For the entries below, count the lines containing "this" and give only that number.

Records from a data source
%%

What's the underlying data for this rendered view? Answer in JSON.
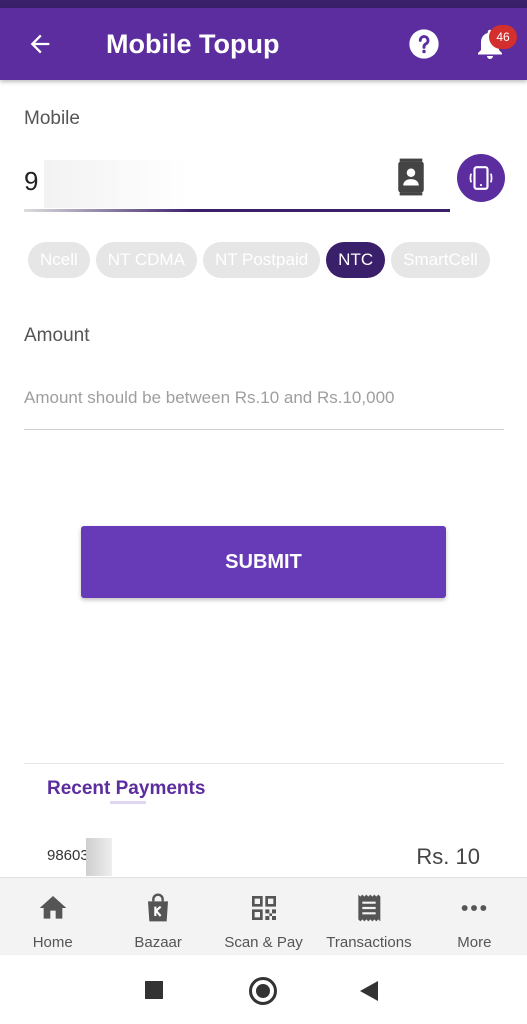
{
  "header": {
    "title": "Mobile Topup",
    "notification_count": "46",
    "color": "#5b2d9e"
  },
  "mobile": {
    "label": "Mobile",
    "value": "9"
  },
  "operators": [
    {
      "label": "Ncell",
      "selected": false
    },
    {
      "label": "NT CDMA",
      "selected": false
    },
    {
      "label": "NT Postpaid",
      "selected": false
    },
    {
      "label": "NTC",
      "selected": true
    },
    {
      "label": "SmartCell",
      "selected": false
    }
  ],
  "amount": {
    "label": "Amount",
    "placeholder": "Amount should be between Rs.10 and Rs.10,000",
    "value": ""
  },
  "submit": {
    "label": "SUBMIT",
    "color": "#673ab7"
  },
  "recent": {
    "title": "Recent Payments",
    "items": [
      {
        "number": "98603",
        "amount": "Rs. 10"
      }
    ]
  },
  "bottom_nav": [
    {
      "label": "Home",
      "icon": "home-icon"
    },
    {
      "label": "Bazaar",
      "icon": "shopping-bag-icon"
    },
    {
      "label": "Scan & Pay",
      "icon": "qr-code-icon"
    },
    {
      "label": "Transactions",
      "icon": "receipt-icon"
    },
    {
      "label": "More",
      "icon": "more-dots-icon"
    }
  ]
}
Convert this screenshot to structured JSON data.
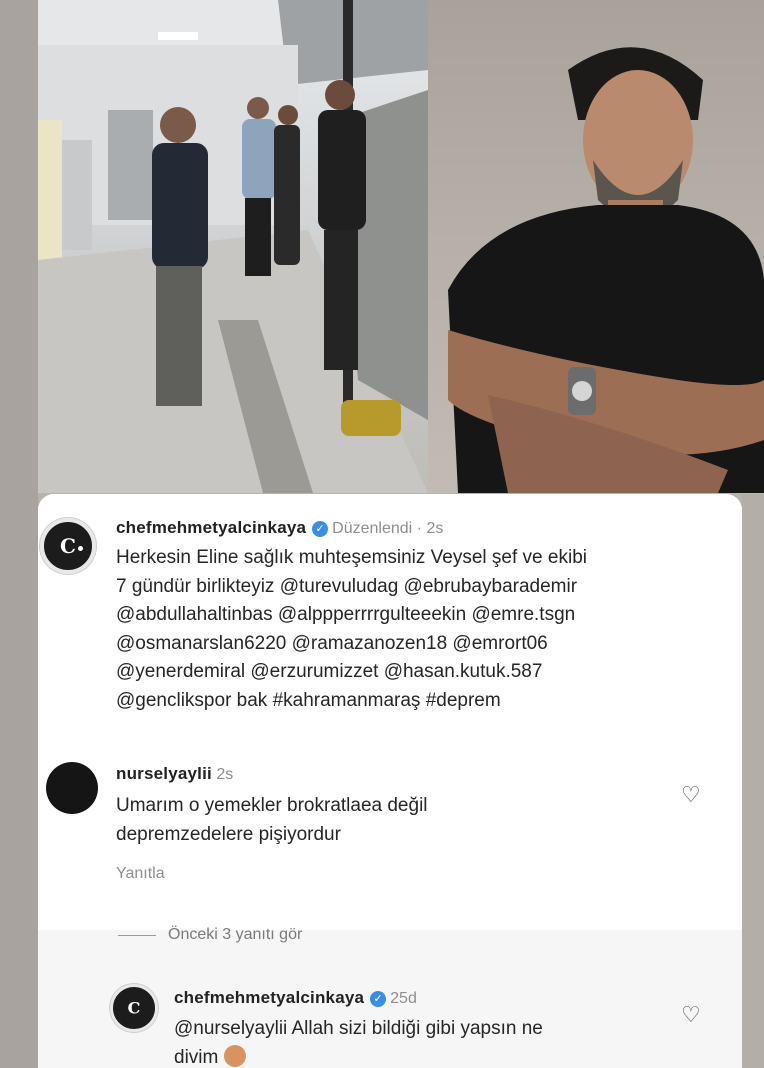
{
  "post": {
    "username": "chefmehmetyalcinkaya",
    "edited": "Düzenlendi",
    "time": "· 2s",
    "avatar_mark": "C",
    "lines": [
      "Herkesin Eline sağlık muhteşemsiniz Veysel şef ve ekibi",
      "7 gündür birlikteyiz @turevuludag @ebrubaybarademir",
      "@abdullahaltinbas @alppperrrrgulteeekin @emre.tsgn",
      "@osmanarslan6220 @ramazanozen18 @emrort06",
      "@yenerdemiral @erzurumizzet  @hasan.kutuk.587",
      "@genclikspor bak #kahramanmaraş #deprem"
    ]
  },
  "comment1": {
    "username": "nurselyaylii",
    "time": "2s",
    "lines": [
      "Umarım o yemekler brokratlaea değil",
      "depremzedelere pişiyordur"
    ],
    "reply_label": "Yanıtla"
  },
  "thread": {
    "view_previous": "Önceki 3 yanıtı gör"
  },
  "comment2": {
    "username": "chefmehmetyalcinkaya",
    "time": "25d",
    "avatar_mark": "C",
    "lines": [
      "@nurselyaylii Allah sizi bildiği gibi yapsın ne",
      "divim"
    ]
  },
  "icons": {
    "verified": "verified-badge-icon",
    "like": "heart-outline-icon"
  },
  "colors": {
    "verified_blue": "#3a8de0",
    "card_bg": "#ffffff"
  }
}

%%

Your solution — 2